* _EXERCISE AIM_:
Of all the lines in the records below, copy only those that contain the string "true".

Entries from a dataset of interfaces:
---
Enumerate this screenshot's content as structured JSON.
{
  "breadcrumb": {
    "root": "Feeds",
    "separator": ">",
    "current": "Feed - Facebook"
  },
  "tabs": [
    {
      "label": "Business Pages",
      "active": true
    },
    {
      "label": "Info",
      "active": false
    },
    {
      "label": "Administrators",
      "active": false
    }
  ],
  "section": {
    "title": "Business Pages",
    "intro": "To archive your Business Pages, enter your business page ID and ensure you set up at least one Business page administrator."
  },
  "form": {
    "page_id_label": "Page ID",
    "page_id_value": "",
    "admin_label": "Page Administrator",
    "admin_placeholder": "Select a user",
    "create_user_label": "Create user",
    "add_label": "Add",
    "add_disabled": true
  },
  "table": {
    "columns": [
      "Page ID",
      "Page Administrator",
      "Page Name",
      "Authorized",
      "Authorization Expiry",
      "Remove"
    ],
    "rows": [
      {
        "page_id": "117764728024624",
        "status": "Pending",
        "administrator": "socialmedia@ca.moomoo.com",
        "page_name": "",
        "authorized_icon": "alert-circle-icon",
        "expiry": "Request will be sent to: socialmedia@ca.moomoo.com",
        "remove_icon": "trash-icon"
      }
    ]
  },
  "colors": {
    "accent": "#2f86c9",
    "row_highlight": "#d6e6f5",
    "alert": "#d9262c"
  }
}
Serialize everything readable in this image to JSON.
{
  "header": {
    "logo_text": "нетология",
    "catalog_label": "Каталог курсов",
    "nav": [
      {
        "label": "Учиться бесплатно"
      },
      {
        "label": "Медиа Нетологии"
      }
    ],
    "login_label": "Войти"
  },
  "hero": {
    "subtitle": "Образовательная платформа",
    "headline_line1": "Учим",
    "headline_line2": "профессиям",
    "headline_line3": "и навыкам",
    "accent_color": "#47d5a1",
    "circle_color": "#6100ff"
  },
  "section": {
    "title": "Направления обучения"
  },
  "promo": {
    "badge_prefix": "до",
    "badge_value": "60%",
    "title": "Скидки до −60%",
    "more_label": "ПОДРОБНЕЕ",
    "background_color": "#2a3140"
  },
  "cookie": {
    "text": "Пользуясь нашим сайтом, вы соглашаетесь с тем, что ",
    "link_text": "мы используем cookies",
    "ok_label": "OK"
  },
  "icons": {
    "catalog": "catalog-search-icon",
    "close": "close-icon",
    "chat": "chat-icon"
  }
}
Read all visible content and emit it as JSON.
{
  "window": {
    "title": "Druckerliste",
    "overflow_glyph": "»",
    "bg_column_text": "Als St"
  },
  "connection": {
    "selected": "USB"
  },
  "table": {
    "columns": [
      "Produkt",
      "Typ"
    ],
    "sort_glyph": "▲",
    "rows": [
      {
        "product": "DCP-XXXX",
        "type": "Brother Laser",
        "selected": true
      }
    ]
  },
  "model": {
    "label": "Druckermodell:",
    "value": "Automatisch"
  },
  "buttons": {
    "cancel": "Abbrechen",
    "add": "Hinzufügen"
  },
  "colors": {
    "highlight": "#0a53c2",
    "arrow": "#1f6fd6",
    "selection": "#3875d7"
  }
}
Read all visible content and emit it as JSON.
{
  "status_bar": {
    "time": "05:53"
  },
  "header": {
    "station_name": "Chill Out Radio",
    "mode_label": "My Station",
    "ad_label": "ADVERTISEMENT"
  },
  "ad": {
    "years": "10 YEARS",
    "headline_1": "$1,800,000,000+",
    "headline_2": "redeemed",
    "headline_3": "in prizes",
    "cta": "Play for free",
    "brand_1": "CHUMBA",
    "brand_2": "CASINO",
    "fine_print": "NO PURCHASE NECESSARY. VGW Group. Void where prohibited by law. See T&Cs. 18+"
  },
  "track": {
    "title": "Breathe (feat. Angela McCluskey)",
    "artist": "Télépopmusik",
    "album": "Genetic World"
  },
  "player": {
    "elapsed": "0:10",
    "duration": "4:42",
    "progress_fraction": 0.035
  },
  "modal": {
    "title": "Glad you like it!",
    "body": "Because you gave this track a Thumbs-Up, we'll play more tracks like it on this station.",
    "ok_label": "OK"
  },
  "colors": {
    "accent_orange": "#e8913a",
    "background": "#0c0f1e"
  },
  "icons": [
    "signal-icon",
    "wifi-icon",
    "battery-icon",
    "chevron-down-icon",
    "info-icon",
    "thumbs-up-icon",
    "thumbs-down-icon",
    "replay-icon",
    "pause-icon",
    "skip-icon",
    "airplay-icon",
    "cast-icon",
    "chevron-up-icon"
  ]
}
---
* _SOLUTION TO THE EXERCISE_:
      "active": true
    "add_disabled": true
        "selected": true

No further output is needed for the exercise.